Religion & Faith
A Buddha is not the one who sits quietly in a remote world of enlightenment. A Buddha is one who never ceases to take on challenges, who goes among those who are suffering and sweats and toils for their happiness.
Buddhism does not exist apart from society but manifests itself in society. The wisdom of Buddhism must be applied dynamically in society. It is suicidal for a religion to remain cloistered in a world of religion, closed off from the rest of the world.
Buddhism lies close at hand, in the here and now. It is found in daily life, is innate in human existence and in society. To present Buddhism as belonging to some far-off realm, removed from life and reality is deceptive.
By nature, people are strong, wise, cheerful and warm. Religious faith is the power that develops these qualities. The purpose of faith is to make people wise.
Each religion can be made a force for good or for evil by the people who practice it.
Faith in Buddhism is not blind faith that rejects the criteria of reason. It is in fact a rational function, a process of cultivating wisdom that begins with a spirit of reverent searching. The impulse of true reason is to continuously and eternally transcend the confines of the present self. It aims to reach beyond its grasp, always improving, always surpassing itself. The source of energy and foundation for that constant search is faith in something larger than oneself. Faith purifies reason, strengthens it, and elevates it.
Faith is the function of human life that dispels the dark clouds of doubt, anxiety and regret, opens one’s heart and orients it toward good.
In the realm of religion, with its tragic legacy of fanaticism and intolerance, nothing is more vital than dialogue that transcends dogmatism and is predicated on the exercise of reason and self-mastery. For any religion to relinquish dialogue is to relinquish its reason for being. . . . We must never allow the banner of dialogue, the sine qua non of humanism, to fall―no matter how threatening the rejectionist forces of fanaticism, mistrust or dogmatism may loom.
It goes without saying that any religion that justifies terrorism or war has undermined the spiritual basis for its own existence. I firmly believe that the mission of religion in the twenty-first century must be to contribute concretely to the peaceful coexistence of humankind. Religious faith can help foster a truly global consciousness and restore the bonds between human hearts.
Our Buddhist faith and practice give us the power to win out over despair and resignation, and to keep moving ever forward. Through our efforts to press on, we can polish ourselves and expand our state of life.
Philosophy should inspire people with a sense of purpose and instill in them the power to lead life to the fullest.

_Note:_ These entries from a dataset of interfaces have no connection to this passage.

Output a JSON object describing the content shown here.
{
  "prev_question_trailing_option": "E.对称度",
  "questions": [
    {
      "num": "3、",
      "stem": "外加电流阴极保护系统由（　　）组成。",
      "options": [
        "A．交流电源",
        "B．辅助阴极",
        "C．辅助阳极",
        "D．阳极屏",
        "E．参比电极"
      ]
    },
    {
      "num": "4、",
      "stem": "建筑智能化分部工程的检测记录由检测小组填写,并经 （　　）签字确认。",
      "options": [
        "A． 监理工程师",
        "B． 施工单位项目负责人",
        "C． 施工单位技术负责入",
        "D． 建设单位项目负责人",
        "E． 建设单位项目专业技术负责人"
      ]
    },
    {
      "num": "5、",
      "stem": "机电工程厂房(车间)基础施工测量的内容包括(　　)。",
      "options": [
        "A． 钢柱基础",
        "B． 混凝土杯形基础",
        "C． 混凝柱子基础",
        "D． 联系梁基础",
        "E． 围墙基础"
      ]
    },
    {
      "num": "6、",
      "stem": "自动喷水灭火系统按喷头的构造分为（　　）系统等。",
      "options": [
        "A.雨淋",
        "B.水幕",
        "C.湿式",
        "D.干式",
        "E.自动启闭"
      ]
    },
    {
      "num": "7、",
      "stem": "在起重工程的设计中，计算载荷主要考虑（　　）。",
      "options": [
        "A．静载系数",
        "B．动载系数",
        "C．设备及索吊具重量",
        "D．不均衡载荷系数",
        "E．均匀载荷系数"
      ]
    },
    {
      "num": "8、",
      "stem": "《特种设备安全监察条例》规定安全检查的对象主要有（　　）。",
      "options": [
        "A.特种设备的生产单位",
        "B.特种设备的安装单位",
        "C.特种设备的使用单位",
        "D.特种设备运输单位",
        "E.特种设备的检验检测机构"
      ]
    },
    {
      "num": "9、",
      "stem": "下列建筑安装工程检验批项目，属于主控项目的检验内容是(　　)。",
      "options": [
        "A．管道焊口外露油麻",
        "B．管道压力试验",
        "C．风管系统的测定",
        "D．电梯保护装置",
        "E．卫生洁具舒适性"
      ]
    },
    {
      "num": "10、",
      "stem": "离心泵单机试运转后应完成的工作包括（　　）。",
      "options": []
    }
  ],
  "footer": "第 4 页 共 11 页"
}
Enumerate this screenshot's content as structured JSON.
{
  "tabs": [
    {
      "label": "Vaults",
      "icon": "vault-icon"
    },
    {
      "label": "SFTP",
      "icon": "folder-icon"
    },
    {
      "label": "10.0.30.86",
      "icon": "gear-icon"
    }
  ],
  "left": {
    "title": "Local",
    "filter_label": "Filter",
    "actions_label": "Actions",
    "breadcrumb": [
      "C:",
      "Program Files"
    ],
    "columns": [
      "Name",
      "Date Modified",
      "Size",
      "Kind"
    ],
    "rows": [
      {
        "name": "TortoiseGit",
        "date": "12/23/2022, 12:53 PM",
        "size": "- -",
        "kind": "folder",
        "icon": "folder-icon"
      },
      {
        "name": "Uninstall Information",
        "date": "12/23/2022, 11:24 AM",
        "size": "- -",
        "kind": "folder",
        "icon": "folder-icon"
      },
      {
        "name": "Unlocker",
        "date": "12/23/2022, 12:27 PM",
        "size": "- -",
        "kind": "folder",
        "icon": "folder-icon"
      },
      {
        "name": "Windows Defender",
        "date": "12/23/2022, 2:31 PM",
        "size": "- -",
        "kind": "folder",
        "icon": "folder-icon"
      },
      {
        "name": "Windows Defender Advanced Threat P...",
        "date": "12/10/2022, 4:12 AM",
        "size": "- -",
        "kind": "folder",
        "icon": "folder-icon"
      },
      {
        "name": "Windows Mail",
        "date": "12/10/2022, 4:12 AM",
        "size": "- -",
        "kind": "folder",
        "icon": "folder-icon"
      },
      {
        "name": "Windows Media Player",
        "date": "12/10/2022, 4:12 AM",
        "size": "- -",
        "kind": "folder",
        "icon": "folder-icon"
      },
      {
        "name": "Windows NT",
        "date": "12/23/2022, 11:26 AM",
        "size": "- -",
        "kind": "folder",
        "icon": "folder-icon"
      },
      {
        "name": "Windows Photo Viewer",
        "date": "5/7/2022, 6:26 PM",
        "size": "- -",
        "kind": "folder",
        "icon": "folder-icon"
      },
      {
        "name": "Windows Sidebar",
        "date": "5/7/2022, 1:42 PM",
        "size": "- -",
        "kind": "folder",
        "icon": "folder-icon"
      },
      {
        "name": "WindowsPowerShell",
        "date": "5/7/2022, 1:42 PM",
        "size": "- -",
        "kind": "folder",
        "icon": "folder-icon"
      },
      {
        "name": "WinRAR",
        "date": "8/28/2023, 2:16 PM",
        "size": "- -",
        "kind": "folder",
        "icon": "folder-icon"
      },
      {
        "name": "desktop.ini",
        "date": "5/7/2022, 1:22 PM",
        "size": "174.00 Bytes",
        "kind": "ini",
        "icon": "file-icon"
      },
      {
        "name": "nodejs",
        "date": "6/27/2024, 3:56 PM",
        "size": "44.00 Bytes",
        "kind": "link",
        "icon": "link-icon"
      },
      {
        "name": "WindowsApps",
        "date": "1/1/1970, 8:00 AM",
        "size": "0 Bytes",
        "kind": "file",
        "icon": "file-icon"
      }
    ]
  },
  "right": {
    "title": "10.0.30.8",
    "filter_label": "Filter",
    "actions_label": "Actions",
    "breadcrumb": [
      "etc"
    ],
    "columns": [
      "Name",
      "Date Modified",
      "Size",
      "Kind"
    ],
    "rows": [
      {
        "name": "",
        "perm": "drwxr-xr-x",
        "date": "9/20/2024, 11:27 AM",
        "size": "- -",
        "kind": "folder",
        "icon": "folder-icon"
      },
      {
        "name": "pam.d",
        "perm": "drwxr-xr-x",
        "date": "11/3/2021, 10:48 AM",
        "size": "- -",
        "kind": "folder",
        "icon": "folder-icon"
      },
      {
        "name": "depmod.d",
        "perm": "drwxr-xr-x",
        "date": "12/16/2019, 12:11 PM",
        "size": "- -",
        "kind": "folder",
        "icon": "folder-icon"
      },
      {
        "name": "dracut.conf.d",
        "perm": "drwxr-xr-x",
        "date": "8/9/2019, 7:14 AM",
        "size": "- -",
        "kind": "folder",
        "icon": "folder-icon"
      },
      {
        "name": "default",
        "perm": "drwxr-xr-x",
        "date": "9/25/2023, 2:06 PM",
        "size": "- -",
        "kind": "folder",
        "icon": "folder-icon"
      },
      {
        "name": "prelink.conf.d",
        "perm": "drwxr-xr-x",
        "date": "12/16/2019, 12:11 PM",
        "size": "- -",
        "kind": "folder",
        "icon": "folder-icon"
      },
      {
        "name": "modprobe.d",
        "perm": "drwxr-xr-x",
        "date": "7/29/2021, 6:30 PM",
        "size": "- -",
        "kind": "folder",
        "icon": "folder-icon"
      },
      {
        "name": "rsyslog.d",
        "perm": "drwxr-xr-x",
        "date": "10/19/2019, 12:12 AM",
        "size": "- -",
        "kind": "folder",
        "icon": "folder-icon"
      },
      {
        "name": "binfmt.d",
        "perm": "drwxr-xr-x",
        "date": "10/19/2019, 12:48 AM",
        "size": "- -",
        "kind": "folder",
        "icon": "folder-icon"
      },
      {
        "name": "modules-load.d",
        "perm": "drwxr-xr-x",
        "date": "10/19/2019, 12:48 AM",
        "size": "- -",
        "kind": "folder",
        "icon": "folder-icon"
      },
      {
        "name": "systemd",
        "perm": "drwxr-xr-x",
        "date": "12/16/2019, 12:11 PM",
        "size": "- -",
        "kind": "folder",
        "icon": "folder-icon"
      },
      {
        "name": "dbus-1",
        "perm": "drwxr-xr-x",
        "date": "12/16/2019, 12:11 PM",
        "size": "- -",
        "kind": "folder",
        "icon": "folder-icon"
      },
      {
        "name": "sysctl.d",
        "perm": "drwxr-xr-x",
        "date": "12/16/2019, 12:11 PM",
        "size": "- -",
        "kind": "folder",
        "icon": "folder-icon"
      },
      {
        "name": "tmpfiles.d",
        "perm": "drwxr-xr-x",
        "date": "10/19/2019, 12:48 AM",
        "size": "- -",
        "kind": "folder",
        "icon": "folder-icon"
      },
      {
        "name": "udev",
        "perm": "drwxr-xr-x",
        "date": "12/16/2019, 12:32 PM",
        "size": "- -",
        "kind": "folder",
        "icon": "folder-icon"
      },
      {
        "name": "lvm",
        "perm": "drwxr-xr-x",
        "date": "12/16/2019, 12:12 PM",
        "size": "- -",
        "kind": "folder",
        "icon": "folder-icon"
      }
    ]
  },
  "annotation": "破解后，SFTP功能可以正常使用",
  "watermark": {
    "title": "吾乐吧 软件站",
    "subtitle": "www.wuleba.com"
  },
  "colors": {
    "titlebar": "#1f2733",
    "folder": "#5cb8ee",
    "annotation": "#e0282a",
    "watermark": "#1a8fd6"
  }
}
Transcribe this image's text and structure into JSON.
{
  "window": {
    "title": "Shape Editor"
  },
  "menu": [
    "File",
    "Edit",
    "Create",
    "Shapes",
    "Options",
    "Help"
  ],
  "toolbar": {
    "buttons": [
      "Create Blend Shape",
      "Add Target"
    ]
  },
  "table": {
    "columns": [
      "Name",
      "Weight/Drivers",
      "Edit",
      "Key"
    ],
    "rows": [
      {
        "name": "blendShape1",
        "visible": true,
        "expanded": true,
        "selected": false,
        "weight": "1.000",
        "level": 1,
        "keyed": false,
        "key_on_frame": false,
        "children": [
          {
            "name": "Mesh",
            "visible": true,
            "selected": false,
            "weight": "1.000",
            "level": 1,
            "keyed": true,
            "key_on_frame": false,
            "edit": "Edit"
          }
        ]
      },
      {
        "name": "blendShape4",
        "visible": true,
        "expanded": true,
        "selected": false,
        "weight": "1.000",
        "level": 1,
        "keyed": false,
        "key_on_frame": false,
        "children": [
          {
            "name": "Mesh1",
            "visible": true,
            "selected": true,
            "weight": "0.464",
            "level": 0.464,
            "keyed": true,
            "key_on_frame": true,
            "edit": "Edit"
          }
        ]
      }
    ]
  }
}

Religion in the twenty-first century must provide people with the wisdom to be independent, to think and decide wisely for themselves how to live their lives.
The essence of the teachings of Buddhism is simple: treasure each person.
The human being is at the center of Buddhism. With its focus on the importance of the heart and the preciousness of life, Buddhism exists to enable all people to cultivate and manifest their innate Buddha nature.
The Lotus Sutra’s spirit is to resist the dehumanization of religion and religion's tendency to become divorced from reality but instead to steadfastly redirect religion to focus on the human being.
The tendency of religion is to depart from the human being. And when that happens, religion becomes little more than a means for controlling people.
The struggle to surmount inner deadlock and feelings of defeat is what faith is all about. It is the rousing of the strong and powerful spirit within, the commitment to resolutely wage battle against all inner tendencies toward complacency and stagnation.
The true value of a philosophy or religion is conveyed by people’s actions, by how they live their lives. Buddhism comes alive in the joyous and dedicated efforts of its practitioners for the welfare of others and society.
The value of religion is measured by what it brings people. A religion truly concerned with people’s happiness brings them courage, hope and wisdom, fortifies their spirits, and enables them to free themselves from the chains of suffering.
What is called for now is a new union of faith and reason encompassing all aspects of the human being and society, including the perspective achieved by modern science. This is the great challenge that modern civilization faces, to restore the wholeness of human society, which has been rent asunder by reason without belief and irrational fanaticism.
Wisdom is the enlightened insight that enables us to improve our own lives as well as the lives of others. Knowledge that causes suffering for others could never be considered wisdom. The distortions of society today derive from a confusion of wisdom, which is holistic, and knowledge, which is fragmentary; and an inability to distinguish genuine faith from blind credulity.